I'm glad you think out loud like this. It helps you, and it helps me. You quoted Hague: the romance "should be where the h/h see beyond the facade of identity to the person inside". Yes. Now I just need to figure out how to better SHOW that instead of just TELLING it. *sigh*

Word count has been slow the past two days, but I know it's because I'm trying to dig deeper and explore more emotions and my characters have reached a deeper level of intimacy (yes, you can think dirty here, Cowboy!) than I've allowed myself or my characters to explore before.

Why must things stretch so uncomfortably the first time?

jodi said...

..because...

God, it's hard to explain. But let's take Brockmann as an example. In the beginning when she had things she wanted to write, she reached deep inside herself for things that were very very true. Since they came from inside, they came out strong.

A good example is the growth arc between Sam and Alyssa over the course of the early Troubleshooter books. As the realtionship built, she showed Sam messing up--and Alyssa getting mad, and Sam saying things that he really didn't mean to say, and Alyssa getting mad, but realizing ok--maybe it's just the way he is, and I need to dig deeper. Then Sam gets MaryLou pregnant and is all honorable and does the right thing.

at that point, I said, that's the way it should be and Brockman is dealing with issues as they should be, and figuring out how to fix them. BUT...what she was setting up for was Gone Too Far where you find out that Brockmann believes that Sam should have tried harder to find a way to be with Alyssa.

She counterpoints it with Marylou's growing realtionship with someone else. And then Marylou does the reflection when she see's Sam and Alyssa together that "that" is love, (they're in a firefight and Sam simply looked at Alyssa and said "be careful") and that's what she wants too.

A realtionship where both parties are equal and happy to be with each other.

So...as a soapbox, it's a good soapbox, and Brockmann believed--and because she must have been pulling it from that core of personal belief, it came out really strong and "resonated".

Now fast forward to her last four.

Each one is plot driven. There are no strong issues (other than her stance on gay rights), and because her belief is now centered on gay rights, her plots/stories and characters have gone downhill.

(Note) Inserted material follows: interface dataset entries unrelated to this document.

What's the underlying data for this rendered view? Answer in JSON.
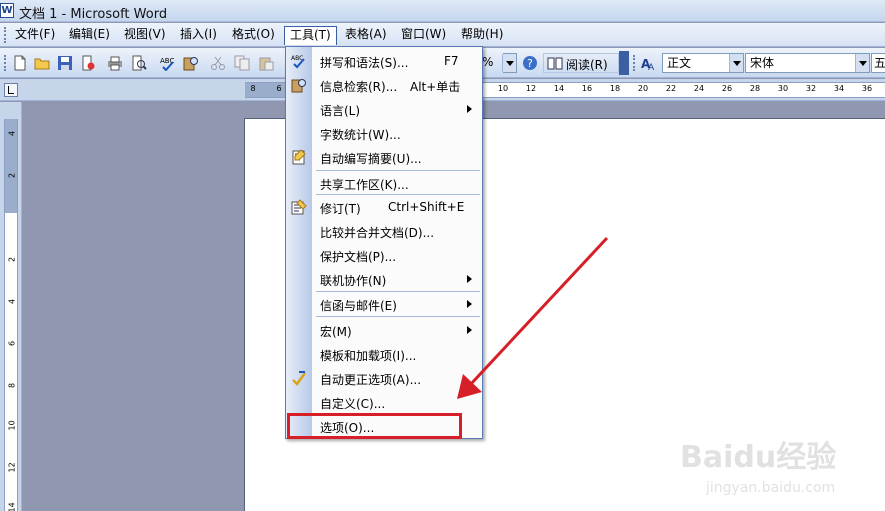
{
  "window": {
    "title": "文档 1 - Microsoft Word",
    "app_icon_glyph": "W"
  },
  "menubar": {
    "items": [
      {
        "label": "文件(F)"
      },
      {
        "label": "编辑(E)"
      },
      {
        "label": "视图(V)"
      },
      {
        "label": "插入(I)"
      },
      {
        "label": "格式(O)"
      },
      {
        "label": "工具(T)"
      },
      {
        "label": "表格(A)"
      },
      {
        "label": "窗口(W)"
      },
      {
        "label": "帮助(H)"
      }
    ]
  },
  "toolbar": {
    "zoom_fragment": "%",
    "read_button": "阅读(R)",
    "style_value": "正文",
    "font_value": "宋体",
    "size_value": "五",
    "style_icon": "AA-style-icon"
  },
  "ruler": {
    "h_numbers": [
      "8",
      "6",
      "10",
      "12",
      "14",
      "16",
      "18",
      "20",
      "22",
      "24",
      "26",
      "28",
      "30",
      "32",
      "34",
      "36"
    ],
    "v_numbers": [
      "4",
      "2",
      "2",
      "4",
      "6",
      "8",
      "10",
      "12",
      "14"
    ]
  },
  "dropdown": {
    "items": [
      {
        "label": "拼写和语法(S)...",
        "shortcut": "F7",
        "icon": "spelling-icon"
      },
      {
        "label": "信息检索(R)...",
        "shortcut": "Alt+单击",
        "icon": "research-icon"
      },
      {
        "label": "语言(L)",
        "submenu": true
      },
      {
        "label": "字数统计(W)..."
      },
      {
        "label": "自动编写摘要(U)...",
        "icon": "autosummarize-icon"
      },
      {
        "label": "共享工作区(K)..."
      },
      {
        "label": "修订(T)",
        "shortcut": "Ctrl+Shift+E",
        "icon": "track-changes-icon"
      },
      {
        "label": "比较并合并文档(D)..."
      },
      {
        "label": "保护文档(P)..."
      },
      {
        "label": "联机协作(N)",
        "submenu": true
      },
      {
        "label": "信函与邮件(E)",
        "submenu": true
      },
      {
        "label": "宏(M)",
        "submenu": true
      },
      {
        "label": "模板和加载项(I)..."
      },
      {
        "label": "自动更正选项(A)...",
        "icon": "autocorrect-icon"
      },
      {
        "label": "自定义(C)..."
      },
      {
        "label": "选项(O)..."
      }
    ]
  },
  "annotation": {
    "highlight_color": "#d61f26",
    "arrow_color": "#d61f26"
  },
  "watermark": {
    "brand": "Baidu经验",
    "url": "jingyan.baidu.com"
  }
}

I think I waited until her book went down to a penny on the Marketplace before I bought it. Because she's no longer writing romances, but lectures.

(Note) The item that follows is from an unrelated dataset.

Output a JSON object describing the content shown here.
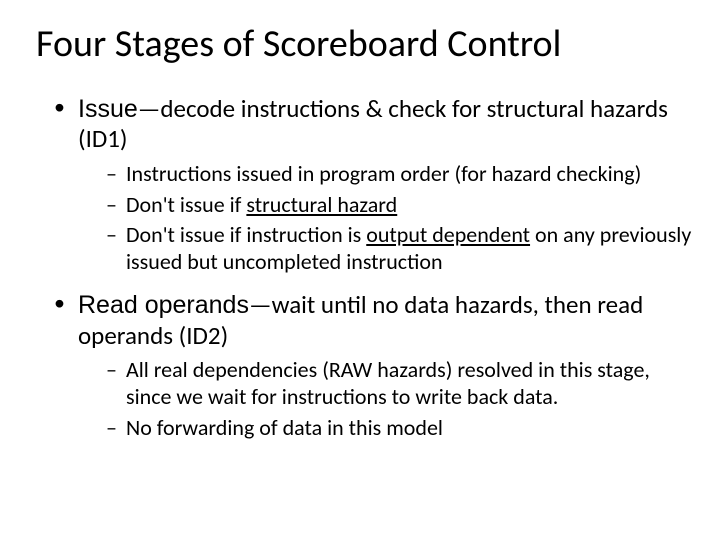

And yes--they're great lectures, but her stance overshadows the books.

so...the reason it hurts is because to write well in a way that resonates, is to reach inside and tap that piece of you that shares beliefs with your characters and truth always hurts. It's uncomfortable and nasty, but it makes a book shine with more than written layers.

Most people are not comfortable with who and what they are.

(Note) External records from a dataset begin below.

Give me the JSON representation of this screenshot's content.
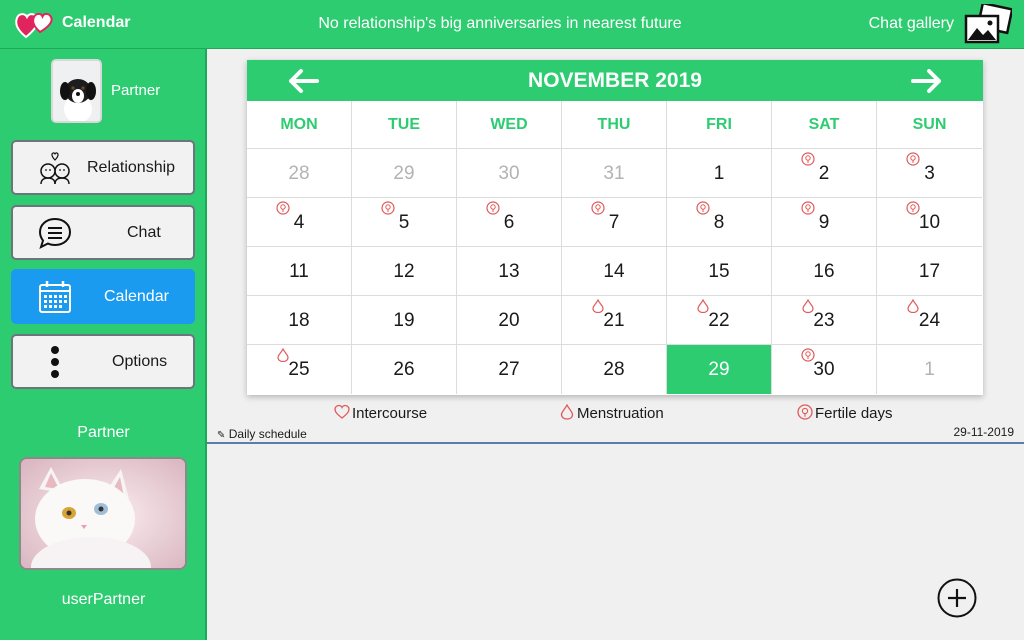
{
  "header": {
    "app_title": "Calendar",
    "message": "No relationship's big anniversaries in nearest future",
    "gallery_label": "Chat gallery",
    "logo_icon": "hearts-icon",
    "gallery_icon": "gallery-icon"
  },
  "sidebar": {
    "partner_top_label": "Partner",
    "nav": [
      {
        "label": "Relationship",
        "icon": "couple-icon"
      },
      {
        "label": "Chat",
        "icon": "chat-bubble-icon"
      },
      {
        "label": "Calendar",
        "icon": "calendar-icon"
      },
      {
        "label": "Options",
        "icon": "more-vertical-icon"
      }
    ],
    "partner_section_label": "Partner",
    "username": "userPartner"
  },
  "calendar": {
    "month_title": "NOVEMBER 2019",
    "weekdays": [
      "MON",
      "TUE",
      "WED",
      "THU",
      "FRI",
      "SAT",
      "SUN"
    ],
    "days": [
      [
        "28",
        "29",
        "30",
        "31",
        "1",
        "2",
        "3"
      ],
      [
        "4",
        "5",
        "6",
        "7",
        "8",
        "9",
        "10"
      ],
      [
        "11",
        "12",
        "13",
        "14",
        "15",
        "16",
        "17"
      ],
      [
        "18",
        "19",
        "20",
        "21",
        "22",
        "23",
        "24"
      ],
      [
        "25",
        "26",
        "27",
        "28",
        "29",
        "30",
        "1"
      ]
    ],
    "today": "29"
  },
  "legend": {
    "intercourse": "Intercourse",
    "menstruation": "Menstruation",
    "fertile": "Fertile days"
  },
  "schedule": {
    "label": "Daily schedule",
    "date": "29-11-2019"
  },
  "colors": {
    "accent": "#2ecc71",
    "active_nav": "#1a9bf0",
    "marker": "#e05a5a"
  }
}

...and yeah--I think out loud (literally), it makes for weird looks.

tired and meandering...sorry...

Unhinged said...

I gotta come back to fully digest this one. I'm on lunch break at work...

But I was here! I was here!

Alice Audrey said...

I'm still digesting too.

Alice Audrey said...

I'm not sure about the resonance thing. I DO think the truth resonates, and resonates for a lot of different people, but I think mistaken beliefs can also resonate if they are held both by the one saying them and the one hearing them.

Unhinged said...

Okay. It reads wonderfully the way you write the relationship here. All the reasons you give, and especially how you came to the ending. I think the pulling it off part is going to be difficult, but if anyone can do it, you can.

My only niggler? Or, question for you to keep in mind if you choose: how can you begin a story with TWO unlikeable characters? (Unless, since Conner isn't sympathetic, you show Jacey's weaknesses and/or doubts.) Or, maybe her sidewayness might be enough to make up for two unlikeable characters at the get-go. Maybe the pow! writer's voice will. :-)

I'm also curious about why Conner "has problems" loving his brother--which suggests he WANTS to love his brother, but can't. Hopefully there's a subplot there.

I still love the last line (story resolution idea) of your post.

...if Connor changes that much the only way I can end it is to see if he's willing to die for her.

Huzzah.

jodi said...

yes, Alice--I think so too.